▸ Task directions
An exact copy of all the entries is needed, with no images in it.
============
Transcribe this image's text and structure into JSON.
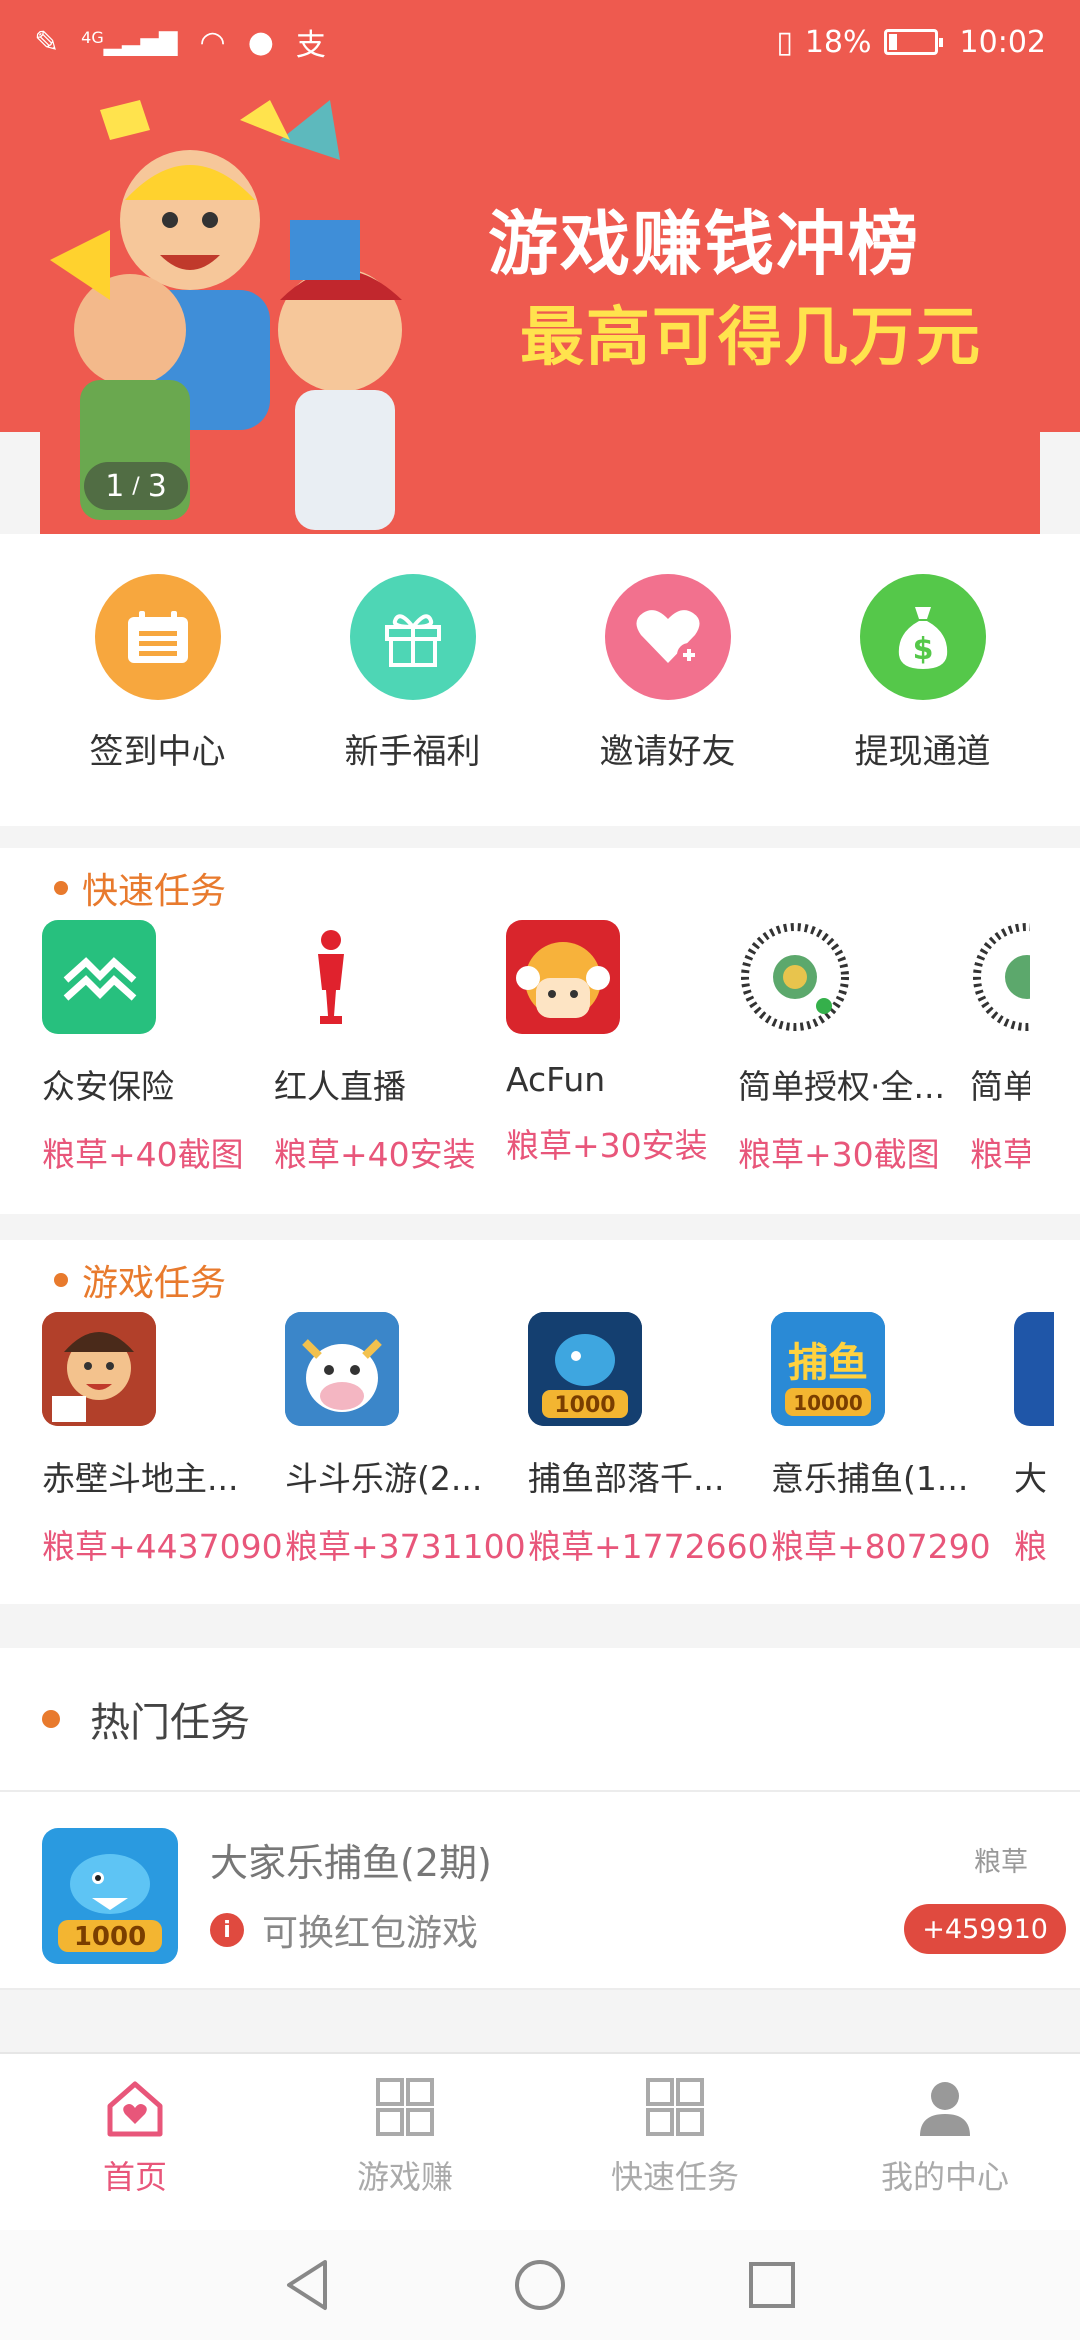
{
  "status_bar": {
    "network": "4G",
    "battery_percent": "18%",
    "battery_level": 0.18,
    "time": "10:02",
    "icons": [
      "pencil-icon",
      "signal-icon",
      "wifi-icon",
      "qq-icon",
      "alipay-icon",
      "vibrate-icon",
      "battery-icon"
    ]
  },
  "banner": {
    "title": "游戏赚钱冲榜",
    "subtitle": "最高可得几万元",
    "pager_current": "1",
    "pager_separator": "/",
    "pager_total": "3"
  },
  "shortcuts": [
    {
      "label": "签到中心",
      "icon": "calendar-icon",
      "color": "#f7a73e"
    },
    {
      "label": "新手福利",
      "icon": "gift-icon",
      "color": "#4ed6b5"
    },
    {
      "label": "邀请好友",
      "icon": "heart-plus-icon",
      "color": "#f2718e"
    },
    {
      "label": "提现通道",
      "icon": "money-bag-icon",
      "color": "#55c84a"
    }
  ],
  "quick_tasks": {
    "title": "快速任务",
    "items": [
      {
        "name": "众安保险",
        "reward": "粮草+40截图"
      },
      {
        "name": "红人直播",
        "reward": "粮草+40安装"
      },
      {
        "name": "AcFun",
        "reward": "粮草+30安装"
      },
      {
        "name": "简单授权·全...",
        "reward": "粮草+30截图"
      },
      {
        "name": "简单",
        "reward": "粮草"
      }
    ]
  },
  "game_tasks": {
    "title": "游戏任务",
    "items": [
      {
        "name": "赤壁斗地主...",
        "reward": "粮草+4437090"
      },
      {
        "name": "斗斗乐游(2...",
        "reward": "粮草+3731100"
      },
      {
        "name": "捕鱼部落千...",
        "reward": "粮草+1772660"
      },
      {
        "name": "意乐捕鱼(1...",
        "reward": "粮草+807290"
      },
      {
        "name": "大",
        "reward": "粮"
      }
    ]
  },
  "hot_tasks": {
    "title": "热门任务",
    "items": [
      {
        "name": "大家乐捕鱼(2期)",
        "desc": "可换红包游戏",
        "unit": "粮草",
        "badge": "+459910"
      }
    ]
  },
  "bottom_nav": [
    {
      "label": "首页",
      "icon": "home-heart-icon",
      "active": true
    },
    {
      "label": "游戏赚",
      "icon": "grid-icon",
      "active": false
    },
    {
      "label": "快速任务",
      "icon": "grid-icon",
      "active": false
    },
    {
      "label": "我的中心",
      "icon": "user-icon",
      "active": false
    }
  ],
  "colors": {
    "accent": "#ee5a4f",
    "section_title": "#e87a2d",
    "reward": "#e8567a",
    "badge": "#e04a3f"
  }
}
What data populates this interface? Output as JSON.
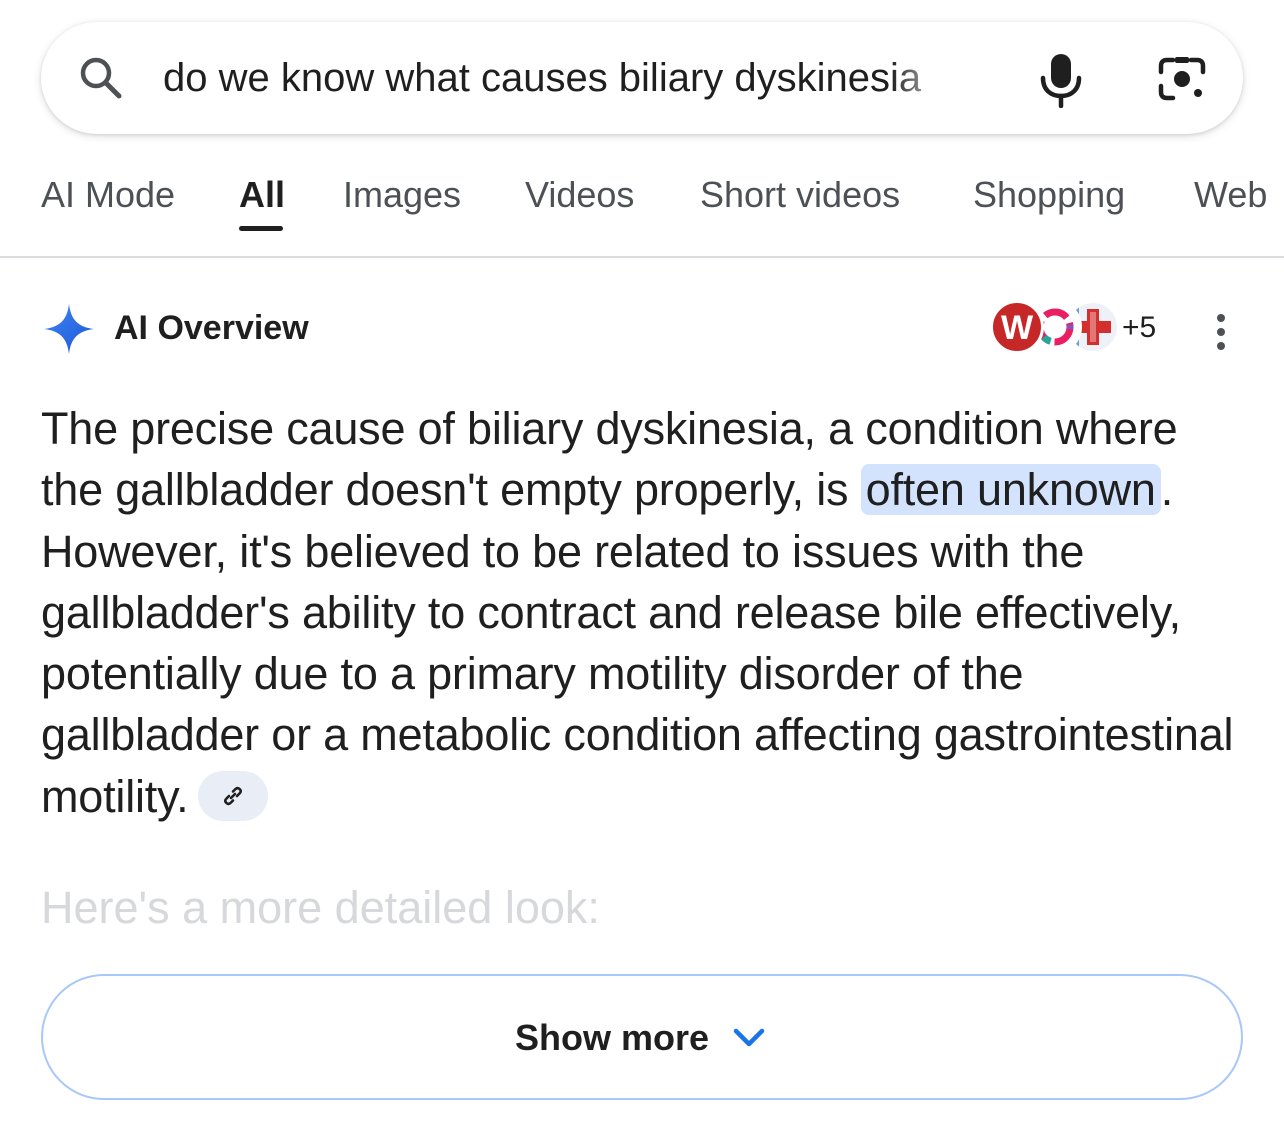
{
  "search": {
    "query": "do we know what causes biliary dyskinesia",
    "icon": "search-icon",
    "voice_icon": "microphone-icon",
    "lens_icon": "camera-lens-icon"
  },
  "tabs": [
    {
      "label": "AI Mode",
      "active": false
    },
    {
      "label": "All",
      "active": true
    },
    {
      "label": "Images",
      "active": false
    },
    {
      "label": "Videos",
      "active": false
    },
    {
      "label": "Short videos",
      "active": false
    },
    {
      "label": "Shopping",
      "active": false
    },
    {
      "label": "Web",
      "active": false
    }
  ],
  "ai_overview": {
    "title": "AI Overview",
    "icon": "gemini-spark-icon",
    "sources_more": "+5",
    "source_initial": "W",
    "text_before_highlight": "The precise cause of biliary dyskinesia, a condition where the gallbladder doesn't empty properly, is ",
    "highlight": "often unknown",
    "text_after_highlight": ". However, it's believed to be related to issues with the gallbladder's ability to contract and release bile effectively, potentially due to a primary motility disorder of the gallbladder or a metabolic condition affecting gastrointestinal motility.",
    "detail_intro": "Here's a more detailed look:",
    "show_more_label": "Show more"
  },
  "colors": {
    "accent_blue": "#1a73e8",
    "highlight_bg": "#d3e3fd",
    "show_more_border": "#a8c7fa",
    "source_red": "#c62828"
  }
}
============
▸ Task response
Transcribe this image's text and structure into JSON.
{
  "status_bar": {
    "network": "4G",
    "battery_percent": "18%",
    "battery_level": 0.18,
    "time": "10:02",
    "icons": [
      "pencil-icon",
      "signal-icon",
      "wifi-icon",
      "qq-icon",
      "alipay-icon",
      "vibrate-icon",
      "battery-icon"
    ]
  },
  "banner": {
    "title": "游戏赚钱冲榜",
    "subtitle": "最高可得几万元",
    "pager_current": "1",
    "pager_separator": "/",
    "pager_total": "3"
  },
  "shortcuts": [
    {
      "label": "签到中心",
      "icon": "calendar-icon",
      "color": "#f7a73e"
    },
    {
      "label": "新手福利",
      "icon": "gift-icon",
      "color": "#4ed6b5"
    },
    {
      "label": "邀请好友",
      "icon": "heart-plus-icon",
      "color": "#f2718e"
    },
    {
      "label": "提现通道",
      "icon": "money-bag-icon",
      "color": "#55c84a"
    }
  ],
  "quick_tasks": {
    "title": "快速任务",
    "items": [
      {
        "name": "众安保险",
        "reward": "粮草+40截图"
      },
      {
        "name": "红人直播",
        "reward": "粮草+40安装"
      },
      {
        "name": "AcFun",
        "reward": "粮草+30安装"
      },
      {
        "name": "简单授权·全...",
        "reward": "粮草+30截图"
      },
      {
        "name": "简单",
        "reward": "粮草"
      }
    ]
  },
  "game_tasks": {
    "title": "游戏任务",
    "items": [
      {
        "name": "赤壁斗地主...",
        "reward": "粮草+4437090"
      },
      {
        "name": "斗斗乐游(2...",
        "reward": "粮草+3731100"
      },
      {
        "name": "捕鱼部落千...",
        "reward": "粮草+1772660"
      },
      {
        "name": "意乐捕鱼(1...",
        "reward": "粮草+807290"
      },
      {
        "name": "大",
        "reward": "粮"
      }
    ]
  },
  "hot_tasks": {
    "title": "热门任务",
    "items": [
      {
        "name": "大家乐捕鱼(2期)",
        "desc": "可换红包游戏",
        "unit": "粮草",
        "badge": "+459910"
      }
    ]
  },
  "bottom_nav": [
    {
      "label": "首页",
      "icon": "home-heart-icon",
      "active": true
    },
    {
      "label": "游戏赚",
      "icon": "grid-icon",
      "active": false
    },
    {
      "label": "快速任务",
      "icon": "grid-icon",
      "active": false
    },
    {
      "label": "我的中心",
      "icon": "user-icon",
      "active": false
    }
  ],
  "colors": {
    "accent": "#ee5a4f",
    "section_title": "#e87a2d",
    "reward": "#e8567a",
    "badge": "#e04a3f"
  }
}
What data populates this interface? Output as JSON.
{
  "search": {
    "query": "do we know what causes biliary dyskinesia",
    "icon": "search-icon",
    "voice_icon": "microphone-icon",
    "lens_icon": "camera-lens-icon"
  },
  "tabs": [
    {
      "label": "AI Mode",
      "active": false
    },
    {
      "label": "All",
      "active": true
    },
    {
      "label": "Images",
      "active": false
    },
    {
      "label": "Videos",
      "active": false
    },
    {
      "label": "Short videos",
      "active": false
    },
    {
      "label": "Shopping",
      "active": false
    },
    {
      "label": "Web",
      "active": false
    }
  ],
  "ai_overview": {
    "title": "AI Overview",
    "icon": "gemini-spark-icon",
    "sources_more": "+5",
    "source_initial": "W",
    "text_before_highlight": "The precise cause of biliary dyskinesia, a condition where the gallbladder doesn't empty properly, is ",
    "highlight": "often unknown",
    "text_after_highlight": ". However, it's believed to be related to issues with the gallbladder's ability to contract and release bile effectively, potentially due to a primary motility disorder of the gallbladder or a metabolic condition affecting gastrointestinal motility.",
    "detail_intro": "Here's a more detailed look:",
    "show_more_label": "Show more"
  },
  "colors": {
    "accent_blue": "#1a73e8",
    "highlight_bg": "#d3e3fd",
    "show_more_border": "#a8c7fa",
    "source_red": "#c62828"
  }
}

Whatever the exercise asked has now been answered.